“And he's learned that if you want to be a scorer you've got to keep doing the things that gave you success — get to the net, play with quickness. He's around the rebounds. Some guys find a way to not quite be there. They get behind the net or don't stop in front of the net. Josh is a product of doing things right.”
He's also been clutch, ranking tied for sixth nationally with three game-winning goals. He had overtime goals in each game of a road sweep at Denver on Nov. 1 and 2 and got the game-winner against Michigan on Nov. 15. And that doesn't count the shootout clincher he scored after a Dec. 7 tie with Colorado College that earned UNO another standings point. Archibald also had a game-tying third-period goal that night. He's tied for the national lead with seven third-period goals and with two overtime scores.
“I'm feeling pretty confident in myself, but that comes with playing with great players,” Archibald said. “We've got a great group, and I've just been in the right spot at the right time to get passes.”
Archibald started his college career on fire, with seven goals in his first 14 games as a freshman. But after playing for the United States in the World Juniors tournament, Archibald scored just three goals the rest of the season. Last year he had 19 goals in 39 games.
“As the years go on, you get more experience and you get more confidence in yourself and more confidence in your shooting ability,” he said. “I've gotten more confidence in myself, and my teammates have seen what I'm capable of. And they're getting me the puck more often — and I'm getting quality scoring chances because of that.”
In some ways, he's overtaken returning Hobey Baker Award finalist Ryan Walters as the Mavs' primary goal-scoring option.
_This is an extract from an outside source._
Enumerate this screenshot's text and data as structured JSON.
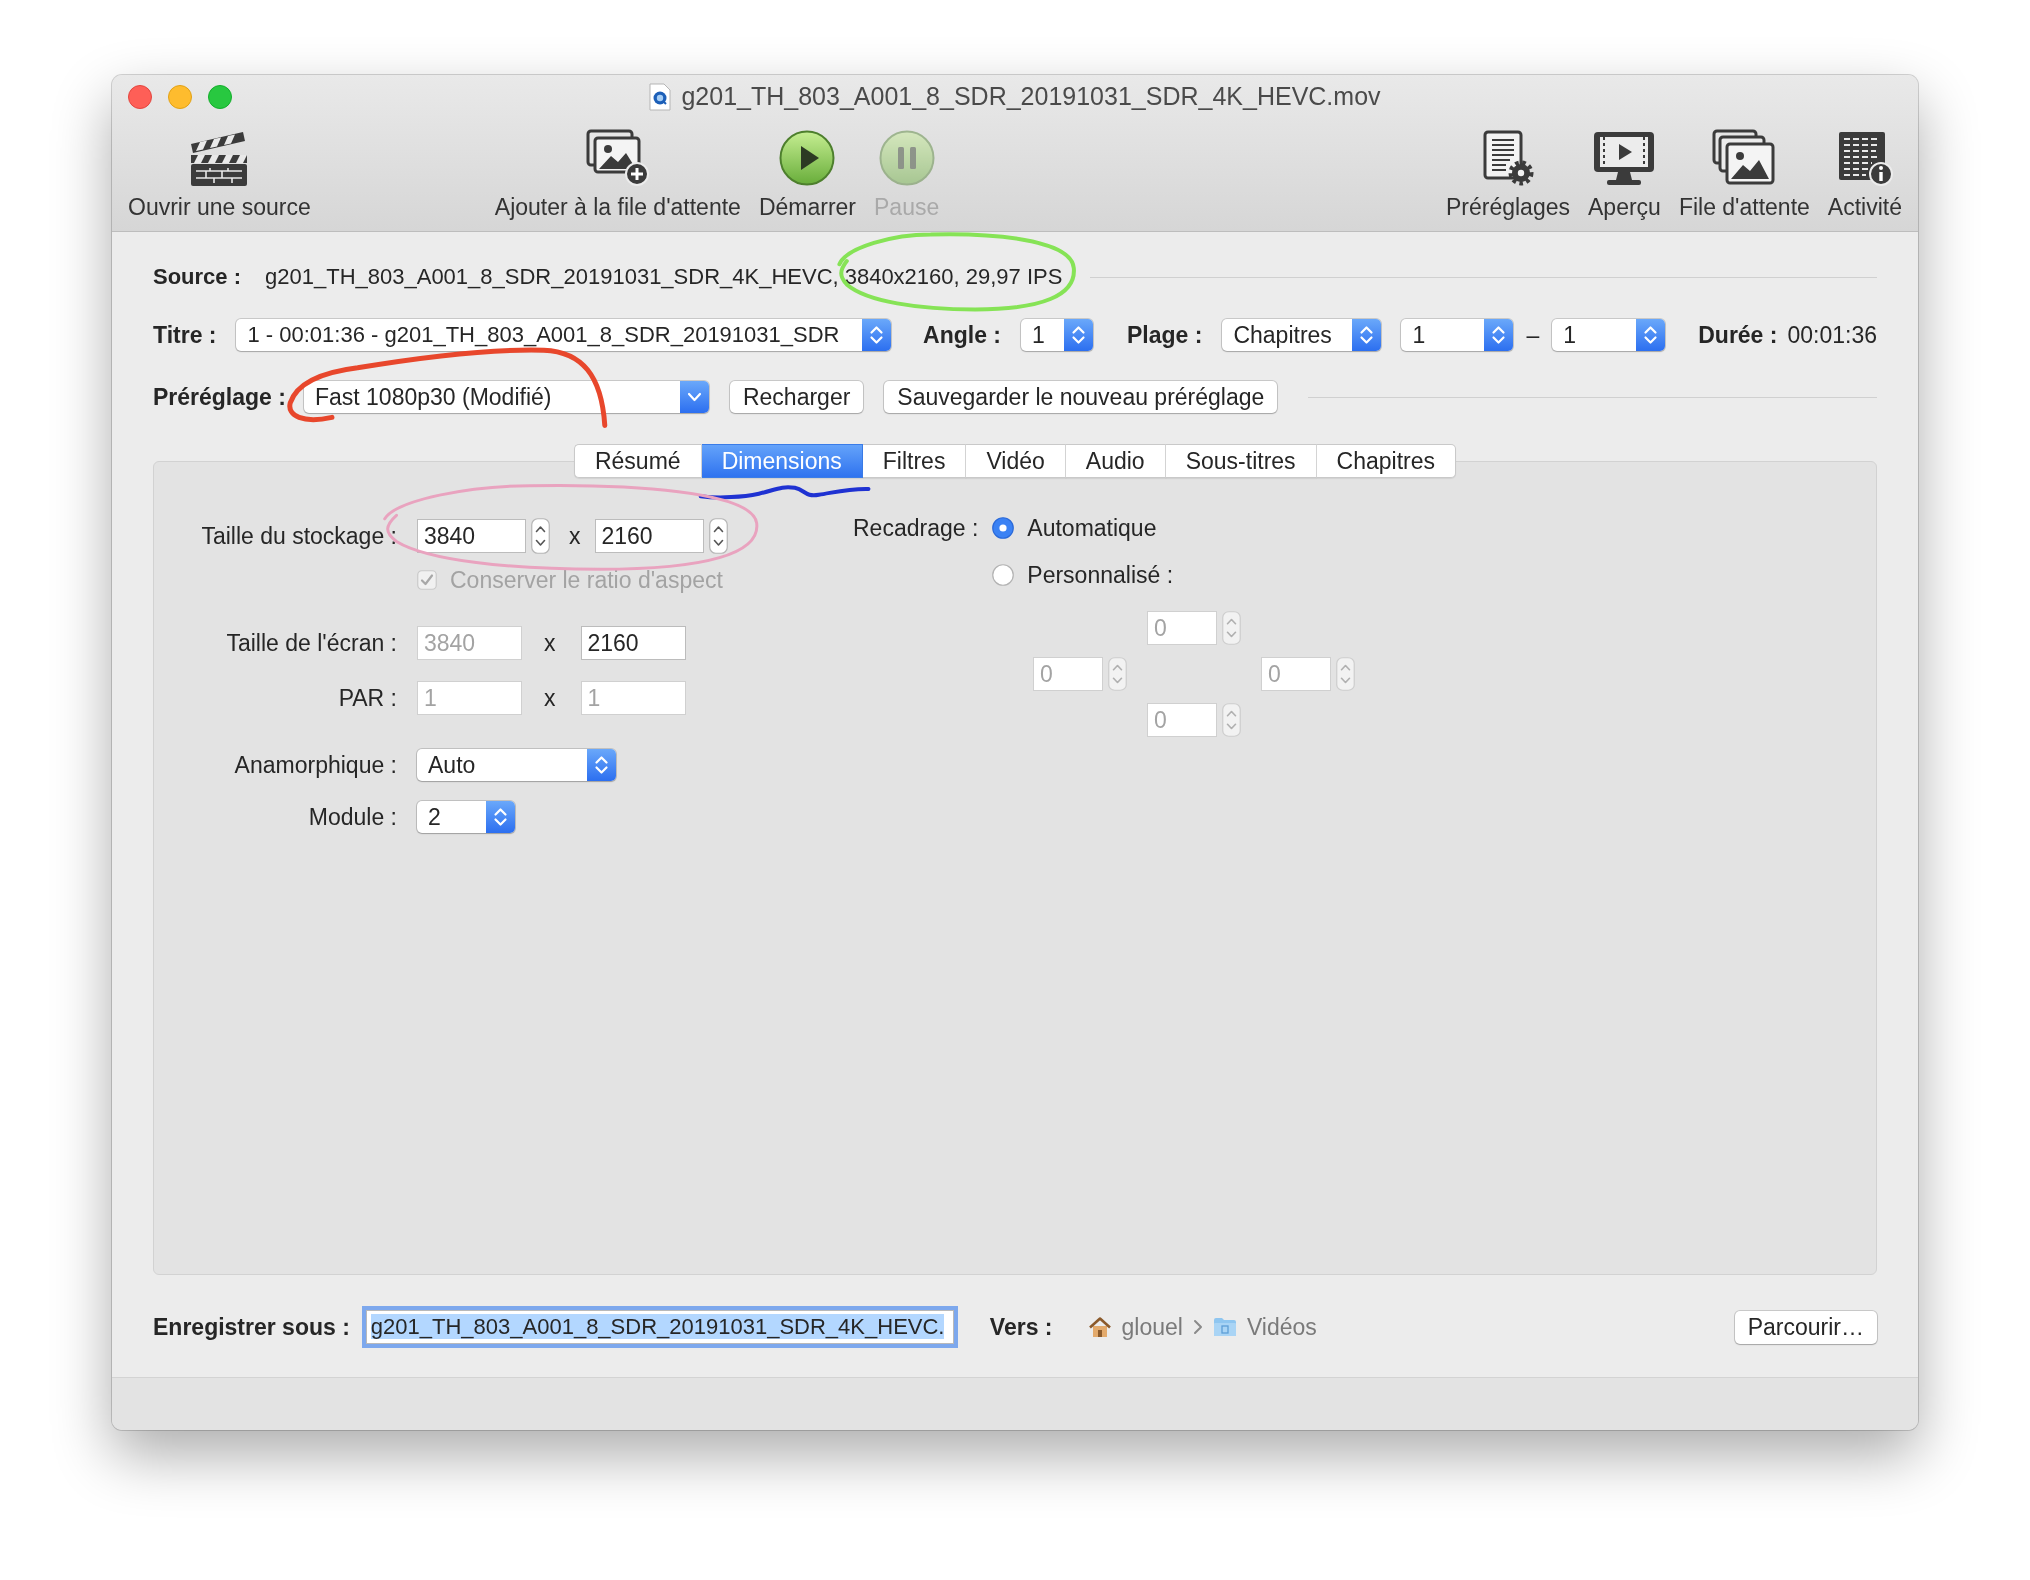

Walters is often on the same line as Archibald and Zombo, and while Walters has been getting the chances (he's eighth in the country with 4.2 shots on goal per game) and the assists (14), he's at a pace to finish below his junior year total of 22 goals.
“Walt is getting his chances,” Blais said. “... I think he's a little snakebit. He's maybe putting too much pressure on himself — he wants to do so well and help the team so much.”
Archibald has been able to pick up the slack. Next season, maybe, he could make a run at his dad's single-season total of 37 goals.
But the 21-year-old might have other things to consider, too. Blais watches the Pittsburgh Penguins often enough to envision a day when their 2011 sixth-round draft pick will be skating with them.
“I think when Josh realizes he'll make the team, he'll sign,” Blais said. “I think Pittsburgh's talent level right now is such that it will help us keep him his senior year — and he wants to get his degree, he's a good student.
“But I can see him putting on that jersey next year after we're done and staying with them. … Is he ready to do that now? Maybe not quite. But he's certainly a strong candidate.”
That's further down the road than Archibald wants to look.
“I'm a little more in the here and now,” he said. “I don't look too far forward. If things happen and I go, then I go. But right now I'm focusing on this year and doing as well as possible to help this team here win.”